It must, however, be done at Zinc cassette replacement facilities or charging stations (similar to fuel stations or EV charging stations). The exhausted Zinc oxide cassette may be removed and recycled directly to Zinc, making this method sustainable. The process for changing the Zinc cassette might be safely performed at home by a layperson with some basic instruction.
With Lithium-ion batteries utilized in electric automobiles and other gadgets primarily imported from China, IIT-M researchers believe that additional research on Zinc-air batteries can present India with a locally produced answer. According to reports, India’s significant zinc reserves contribute in the rapid development of large-scale battery manufacturing. In roughly a year, the team will be in talks with automobile OEMs to integrate these new-age batteries into vehicles.

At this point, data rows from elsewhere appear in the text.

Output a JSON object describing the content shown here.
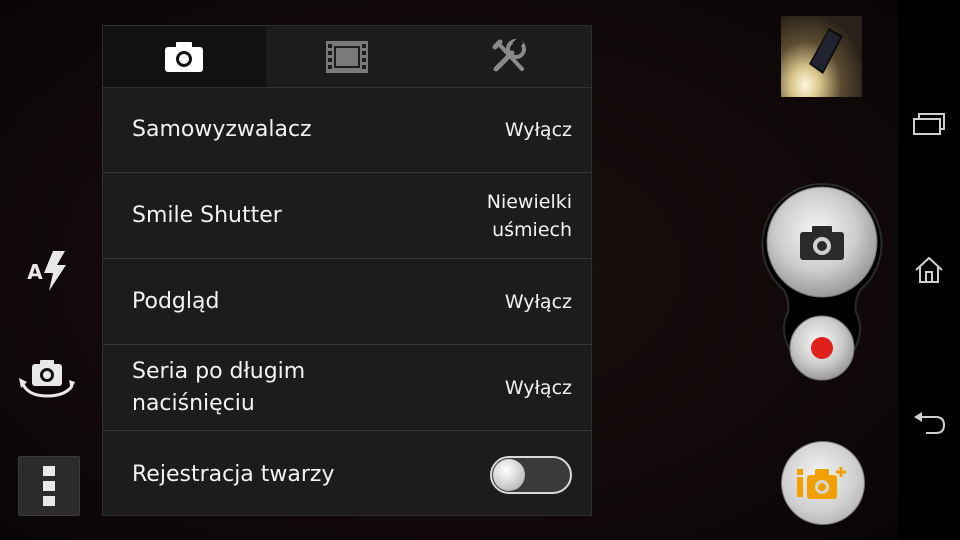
{
  "settings": {
    "tabs": [
      {
        "icon": "camera-icon",
        "active": true
      },
      {
        "icon": "film-strip-icon",
        "active": false
      },
      {
        "icon": "tools-icon",
        "active": false
      }
    ],
    "rows": [
      {
        "label": "Samowyzwalacz",
        "value": "Wyłącz"
      },
      {
        "label": "Smile Shutter",
        "value_line1": "Niewielki",
        "value_line2": "uśmiech"
      },
      {
        "label": "Podgląd",
        "value": "Wyłącz"
      },
      {
        "label": "Seria po długim naciśnięciu",
        "value": "Wyłącz"
      },
      {
        "label": "Rejestracja twarzy",
        "toggle_on": false
      }
    ]
  },
  "left_controls": {
    "flash_mode_text": "A",
    "icons": [
      "flash-auto-icon",
      "switch-camera-icon",
      "menu-icon"
    ]
  },
  "right_controls": {
    "icons": [
      "gallery-thumbnail",
      "shutter-camera-icon",
      "record-icon",
      "info-eye-icon"
    ],
    "record_color": "#e0201a",
    "badge_accent": "#f2a000"
  },
  "navbar": {
    "icons": [
      "recent-apps-icon",
      "home-icon",
      "back-icon"
    ]
  }
}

When asked about the capacity of their batteries to hold power, Dr Chandiran replied, “We have built batteries that can store up to 1.3-2.6Kilo Watt Hour(KWh) and this is sufficient as most E-scooters use 2KWh batteries. The Zinc-air batteries that we have developed are far simpler to manufacture and the process can be done even in a normal room with ambient conditions and standard machines. This is in contrast to Li-ion batteries that require special ultradry conditions and high pure chemicals at the manufacturing facility.

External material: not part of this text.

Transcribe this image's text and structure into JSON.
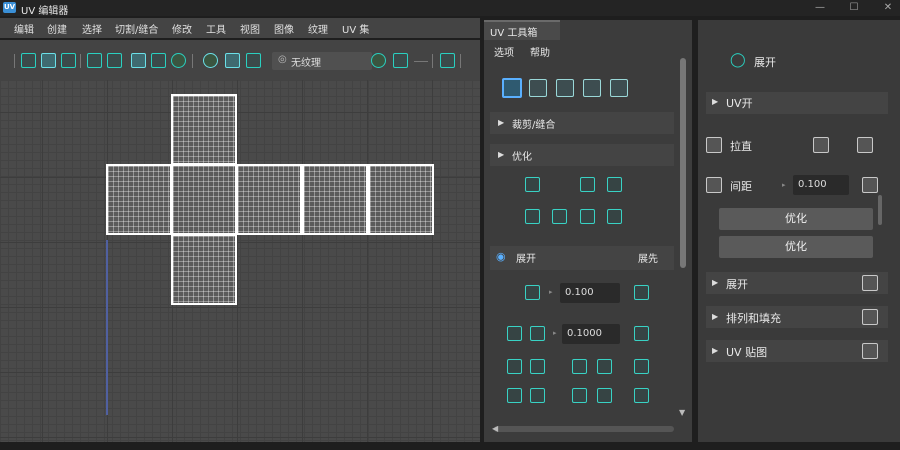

However, there is one technical aspect where these Zinc-ion batteries fall significantly behind their Lithium-ion counterparts. “Such batteries can only be used in two or three-wheelers and not cars, as cars require high power and these batteries can’t cater to that need. Simply put, these Zinc-air batteries are capable of storing high amounts of energy(on par with Li-ion ones), but cannot deliver power as rapidly as Li-ion” Dr Chandiran explained.